How do you provide health care for the rural poor when medical professionals are scarce or unaffordable?
One emerging solution is to computerize medical knowledge. In 2007, Arogya Ghar captured the attention of the global health community when it was selected as one of the winners of the Development Marketplace global competition.
An initiative of India-based Sustainable Innovation , Arogya Ghar seeks to make basic health care accessible and affordable for the poor through locally owned kiosk-based clinics. The workflow is simple. Taking advantage of the increasing penetration of the Internet in rural areas, the clinics feature a comprehensive database of common ailments and standard disease protocols published by the National Institutes of Health (NIH) and the WHO. Local health workers input a patient’s symptoms into the database. If a strong match is recognized, the kiosk displays a treatment plan. If no match is identified, the patient’s information is sent to physicians at the Indian Institute of Health Management Research  for further review. Total cost per visit: just $0.25.
Increasingly, innovative approaches are being applied to healthcare delivery and financing in the developing world to expand access and make care affordable to the poor. The Center for Health Market Innovations (CHMI) , supported by the Rockefeller and Bill & Melinda Gates Foundation, recently launched a global effort to document and disseminate information about these programs in order to encourage the scale-up and replication of the most promising models. Arogya Gar  is one of more than 600 programs currently profiled by CHMI and its network of partners .
Providing detailed program-level information and a broader overview of trends, the CHMI Programs Database  is interactive, filterable, and dynamic. In addition to receiving a constant stream of updates from in-country partner organizations, the database relies heavily on public input; users are able to create new program entries and request changes for outdated or incomplete information.
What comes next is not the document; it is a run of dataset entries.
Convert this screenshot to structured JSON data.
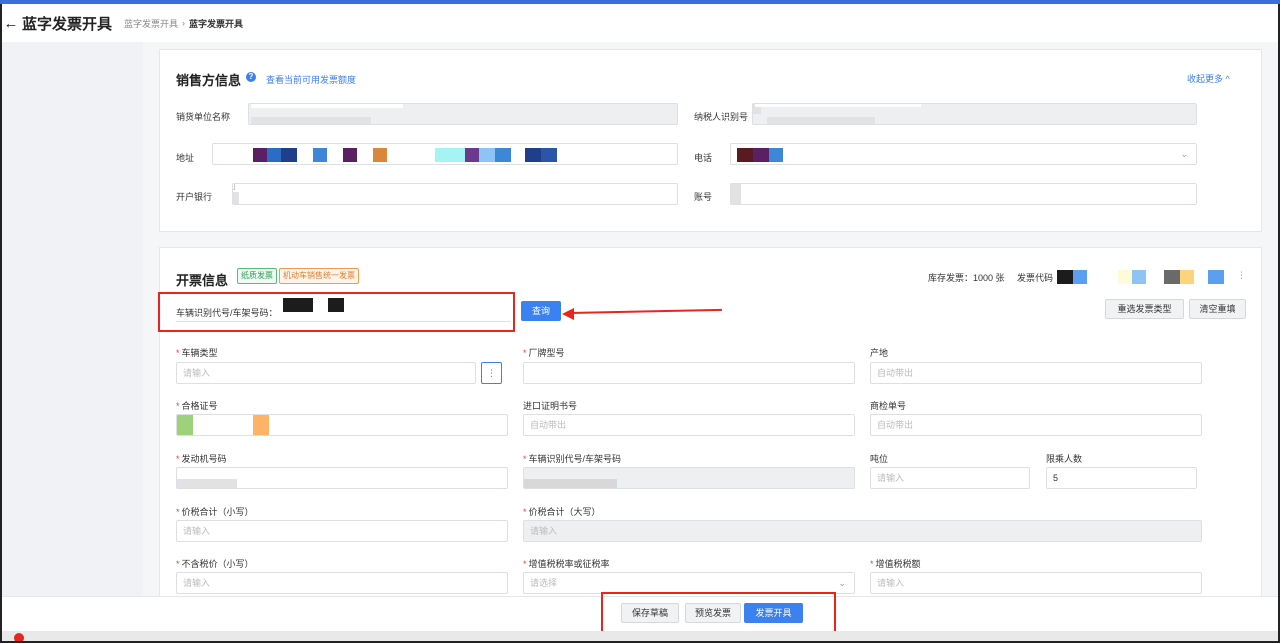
{
  "header": {
    "back_glyph": "←",
    "title": "蓝字发票开具",
    "breadcrumb": [
      "蓝字发票开具",
      "蓝字发票开具"
    ],
    "breadcrumb_sep": "›"
  },
  "seller": {
    "title": "销售方信息",
    "help_glyph": "?",
    "quota_link": "查看当前可用发票额度",
    "collapse_link": "收起更多 ^",
    "fields": {
      "name_label": "销货单位名称",
      "taxid_label": "纳税人识别号",
      "address_label": "地址",
      "phone_label": "电话",
      "bank_label": "开户银行",
      "account_label": "账号"
    }
  },
  "invoice": {
    "title": "开票信息",
    "tag_paper": "纸质发票",
    "tag_vehicle": "机动车销售统一发票",
    "stock_text": "库存发票：1000 张",
    "code_label": "发票代码",
    "vin_query_label": "车辆识别代号/车架号码：",
    "query_button": "查询",
    "reselect_button": "重选发票类型",
    "clear_button": "清空重填",
    "fields": {
      "vehicle_type": {
        "label": "车辆类型",
        "placeholder": "请输入",
        "more_glyph": "⋮"
      },
      "brand_model": {
        "label": "厂牌型号"
      },
      "origin": {
        "label": "产地",
        "placeholder": "自动带出"
      },
      "certificate": {
        "label": "合格证号"
      },
      "import_cert": {
        "label": "进口证明书号",
        "placeholder": "自动带出"
      },
      "inspection": {
        "label": "商检单号",
        "placeholder": "自动带出"
      },
      "engine_no": {
        "label": "发动机号码"
      },
      "vin": {
        "label": "车辆识别代号/车架号码"
      },
      "tonnage": {
        "label": "吨位",
        "placeholder": "请输入"
      },
      "seats": {
        "label": "限乘人数",
        "value": "5"
      },
      "total_small": {
        "label": "价税合计（小写）",
        "placeholder": "请输入"
      },
      "total_big": {
        "label": "价税合计（大写）",
        "placeholder": "请输入"
      },
      "price_ex_tax": {
        "label": "不含税价（小写）",
        "placeholder": "请输入"
      },
      "tax_rate": {
        "label": "增值税税率或征税率",
        "placeholder": "请选择"
      },
      "tax_amount": {
        "label": "增值税税额",
        "placeholder": "请输入"
      }
    },
    "required_mark": "*"
  },
  "actions": {
    "save_draft": "保存草稿",
    "preview": "预览发票",
    "issue": "发票开具"
  },
  "colors": {
    "accent": "#3b82f0",
    "annotation_red": "#e8251f",
    "required": "#e5443b"
  }
}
CHMI is working to foster stronger relationships between members of its community in order to better serve its audiences. CHMI’s content can be shared. A specially-designed widgets allows third party websites to embed live feeds  of any cross-section of the database (e.g., all HIV/AIDS programs in Vietnam). Furthermore, registered users will soon be able to contact profiled program implementers to seek advice from practitioners who have successfully implemented, scaled, or replicated particular models. CHMI will also begin spotlighting programs having impact through the publication of case studies and promotion of programs achieving notable results.
And now for the most important part: We’re extremely excited to engage the Development Marketplace community to help disseminate the most complete and up-do-date information on health market innovations globally. Particularly, we’re eager to highlight and promote great early-stage initiatives in order to drive additional attention and resources to these programs, helping them disseminate and scale.
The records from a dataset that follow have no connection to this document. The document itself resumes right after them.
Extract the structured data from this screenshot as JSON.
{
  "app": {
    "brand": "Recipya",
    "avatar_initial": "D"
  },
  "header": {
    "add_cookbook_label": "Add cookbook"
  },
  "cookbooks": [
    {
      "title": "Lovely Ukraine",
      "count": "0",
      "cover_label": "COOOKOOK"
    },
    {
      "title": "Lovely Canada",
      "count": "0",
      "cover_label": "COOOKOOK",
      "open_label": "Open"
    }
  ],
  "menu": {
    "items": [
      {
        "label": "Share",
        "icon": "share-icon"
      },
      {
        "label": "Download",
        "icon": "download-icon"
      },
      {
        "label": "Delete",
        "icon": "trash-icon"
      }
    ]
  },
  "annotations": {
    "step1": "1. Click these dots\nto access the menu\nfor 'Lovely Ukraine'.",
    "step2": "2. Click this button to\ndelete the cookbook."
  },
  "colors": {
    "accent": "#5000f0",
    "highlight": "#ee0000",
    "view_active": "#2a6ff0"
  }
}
Here is how you can get involved:
- Enter or update  a program profile
- Contact us  to submit program-related publications, including case studies and evaluations
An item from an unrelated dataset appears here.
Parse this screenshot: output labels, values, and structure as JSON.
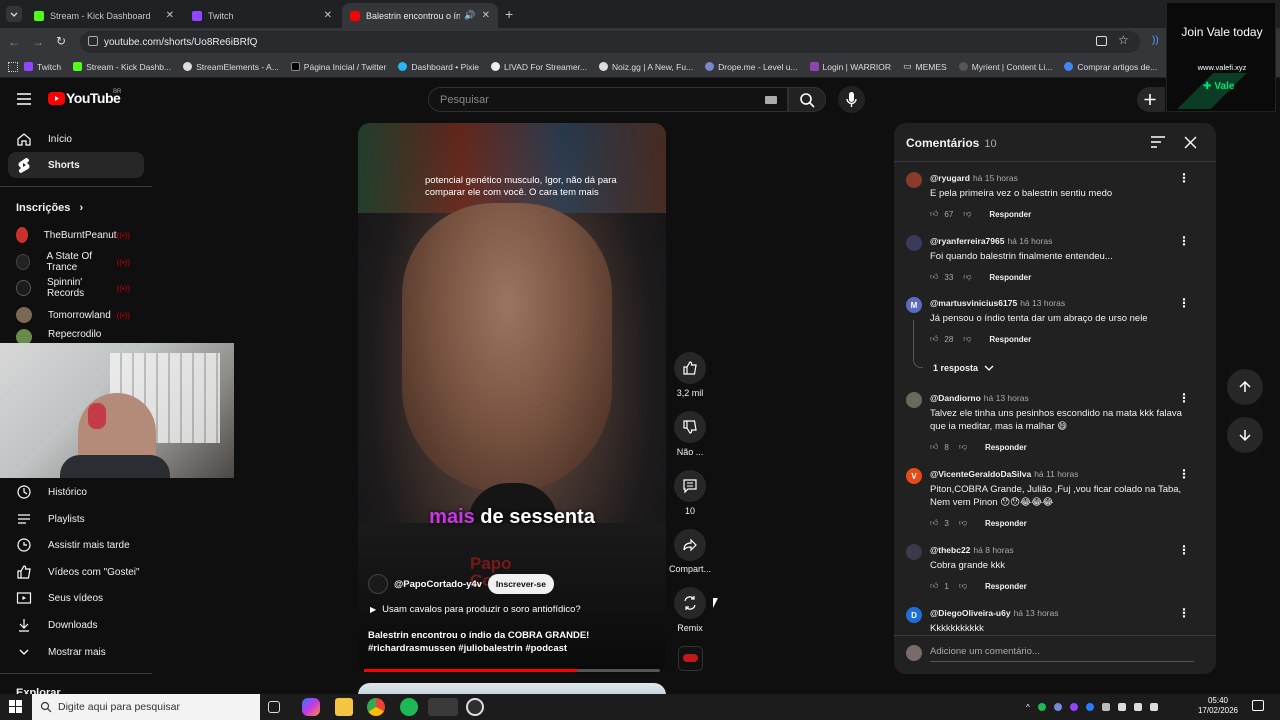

- Sign up for our mailing list  to stay on top of CHMI news and updates
Questions, comments, feedback? Please contact us at firstname.lastname@example.org.